The story of our introduction to community theatre can be found in this post about Opening New Doors. Long story short, my friend Jen asked me one day to be her stage manager for the production of Wizard of Oz she was directing. I said "yes", then went home and Googled "stage manager" and began a journey into a world I had known next to nothing about. I can never thank Jen enough for helping open that door. It's really enhanced our lives by giving us a whole new vocabulary, mental and verbal, to use to interpret the world. We don't look at any entertainment, especially live entertainment, the same way. We always enjoyed watching "making of" documentaries and the extras on DVDs, but now we can relate to Peter Jackson's dwarf camp prior to filming The Hobbit because we've seen munchkin camp in Jen's back yard. They are amazingly similar. We watch the rehearsal footage on the Making of The Sound of Music special and can't help but recalling our actors doing all the same things during rehearsals for BLT shows. The perspective simply makes entertainment even more entertaining. Knowledge has a way of doing that, I highly recommend aquiring as much as you can, especially in areas you are now unfamiliar with. Add to that the many opportunities for family involvement that theater offers, and I can not recommend the whole thing enough. We love it.

So now I'm having to put my new-found knowledge to use as president of our theater board. I am still unclear exactly how this happened, it was mostly a matter of being the only guy willing, I guess. I do still feel a bit in over my head, but I'm getting over it. The board work is actually much more my speed than the show work (though I am learning!). I can organize and sell and move a meeting along as well as anyone. I've already achieved a few small victories (in my mind at least) and am more hopeful than wary moving forward. We have what looks to be a very entertaining season ahead of us and I have some very good people working with me on the board, so I think BLT's future looks pretty bright.

As does my own. My family is healthy and happy and loving and safe. I have another summer working as Jen's stage manager (this time on Into The Woods, a show I've actually seen on Broadway) to look forward to. We are planning a return to Disney World in the late fall to check out the Christmas happenings and the New Fantasyland expansion.

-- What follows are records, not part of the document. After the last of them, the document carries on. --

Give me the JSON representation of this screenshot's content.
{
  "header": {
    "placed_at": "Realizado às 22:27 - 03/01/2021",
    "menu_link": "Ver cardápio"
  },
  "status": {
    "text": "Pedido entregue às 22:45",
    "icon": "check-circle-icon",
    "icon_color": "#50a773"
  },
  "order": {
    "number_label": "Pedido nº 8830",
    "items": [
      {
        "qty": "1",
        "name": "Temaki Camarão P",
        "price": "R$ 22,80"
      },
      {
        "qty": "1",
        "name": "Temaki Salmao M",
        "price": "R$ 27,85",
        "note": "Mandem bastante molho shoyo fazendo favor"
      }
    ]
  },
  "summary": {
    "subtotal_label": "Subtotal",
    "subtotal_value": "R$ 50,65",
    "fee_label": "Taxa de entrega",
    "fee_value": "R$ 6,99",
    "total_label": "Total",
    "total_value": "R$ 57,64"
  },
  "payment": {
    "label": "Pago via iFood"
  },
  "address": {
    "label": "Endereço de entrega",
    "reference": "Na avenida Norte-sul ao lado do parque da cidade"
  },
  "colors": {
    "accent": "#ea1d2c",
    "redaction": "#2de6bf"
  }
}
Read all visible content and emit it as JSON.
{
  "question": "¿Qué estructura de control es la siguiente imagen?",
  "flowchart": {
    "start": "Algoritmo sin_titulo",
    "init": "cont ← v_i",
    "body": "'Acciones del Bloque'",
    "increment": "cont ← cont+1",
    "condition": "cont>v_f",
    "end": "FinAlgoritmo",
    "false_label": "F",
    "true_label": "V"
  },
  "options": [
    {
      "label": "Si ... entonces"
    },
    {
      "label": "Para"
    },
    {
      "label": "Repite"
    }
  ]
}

The economic outlook appears to be helping my work prospects. All in all Moving Forward looks like a very good thing. And I'm dedicated to making it so. I wish you the same.